--- DATA PROVIDED Enclosed Below ---
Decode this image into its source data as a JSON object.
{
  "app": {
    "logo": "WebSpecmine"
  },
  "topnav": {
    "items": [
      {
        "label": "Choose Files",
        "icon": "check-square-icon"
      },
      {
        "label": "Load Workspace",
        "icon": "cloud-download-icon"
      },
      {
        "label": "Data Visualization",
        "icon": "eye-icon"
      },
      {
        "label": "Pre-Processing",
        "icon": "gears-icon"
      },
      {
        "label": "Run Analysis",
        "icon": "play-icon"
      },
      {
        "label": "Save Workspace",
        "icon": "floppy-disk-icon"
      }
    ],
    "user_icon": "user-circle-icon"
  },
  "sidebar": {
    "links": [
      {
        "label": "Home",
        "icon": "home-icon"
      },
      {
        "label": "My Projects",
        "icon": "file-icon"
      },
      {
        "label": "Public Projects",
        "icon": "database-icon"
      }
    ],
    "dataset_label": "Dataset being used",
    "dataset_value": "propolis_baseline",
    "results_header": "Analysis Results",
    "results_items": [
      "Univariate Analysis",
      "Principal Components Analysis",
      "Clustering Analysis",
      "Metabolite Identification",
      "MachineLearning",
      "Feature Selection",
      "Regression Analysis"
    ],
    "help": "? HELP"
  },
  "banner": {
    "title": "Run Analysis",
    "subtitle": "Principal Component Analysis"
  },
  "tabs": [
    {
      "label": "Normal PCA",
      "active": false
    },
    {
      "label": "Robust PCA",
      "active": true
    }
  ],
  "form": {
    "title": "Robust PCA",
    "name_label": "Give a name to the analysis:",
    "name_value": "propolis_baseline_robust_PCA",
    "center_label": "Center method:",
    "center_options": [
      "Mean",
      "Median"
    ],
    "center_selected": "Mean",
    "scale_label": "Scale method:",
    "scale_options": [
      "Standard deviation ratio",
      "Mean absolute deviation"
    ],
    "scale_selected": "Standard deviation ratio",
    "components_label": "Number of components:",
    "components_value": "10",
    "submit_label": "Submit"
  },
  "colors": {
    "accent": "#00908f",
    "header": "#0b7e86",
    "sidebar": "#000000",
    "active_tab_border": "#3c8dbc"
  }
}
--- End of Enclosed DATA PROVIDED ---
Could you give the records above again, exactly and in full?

Decode this image into its source data as a JSON object.
{
  "app": {
    "logo": "WebSpecmine"
  },
  "topnav": {
    "items": [
      {
        "label": "Choose Files",
        "icon": "check-square-icon"
      },
      {
        "label": "Load Workspace",
        "icon": "cloud-download-icon"
      },
      {
        "label": "Data Visualization",
        "icon": "eye-icon"
      },
      {
        "label": "Pre-Processing",
        "icon": "gears-icon"
      },
      {
        "label": "Run Analysis",
        "icon": "play-icon"
      },
      {
        "label": "Save Workspace",
        "icon": "floppy-disk-icon"
      }
    ],
    "user_icon": "user-circle-icon"
  },
  "sidebar": {
    "links": [
      {
        "label": "Home",
        "icon": "home-icon"
      },
      {
        "label": "My Projects",
        "icon": "file-icon"
      },
      {
        "label": "Public Projects",
        "icon": "database-icon"
      }
    ],
    "dataset_label": "Dataset being used",
    "dataset_value": "propolis_baseline",
    "results_header": "Analysis Results",
    "results_items": [
      "Univariate Analysis",
      "Principal Components Analysis",
      "Clustering Analysis",
      "Metabolite Identification",
      "MachineLearning",
      "Feature Selection",
      "Regression Analysis"
    ],
    "help": "? HELP"
  },
  "banner": {
    "title": "Run Analysis",
    "subtitle": "Principal Component Analysis"
  },
  "tabs": [
    {
      "label": "Normal PCA",
      "active": false
    },
    {
      "label": "Robust PCA",
      "active": true
    }
  ],
  "form": {
    "title": "Robust PCA",
    "name_label": "Give a name to the analysis:",
    "name_value": "propolis_baseline_robust_PCA",
    "center_label": "Center method:",
    "center_options": [
      "Mean",
      "Median"
    ],
    "center_selected": "Mean",
    "scale_label": "Scale method:",
    "scale_options": [
      "Standard deviation ratio",
      "Mean absolute deviation"
    ],
    "scale_selected": "Standard deviation ratio",
    "components_label": "Number of components:",
    "components_value": "10",
    "submit_label": "Submit"
  },
  "colors": {
    "accent": "#00908f",
    "header": "#0b7e86",
    "sidebar": "#000000",
    "active_tab_border": "#3c8dbc"
  }
}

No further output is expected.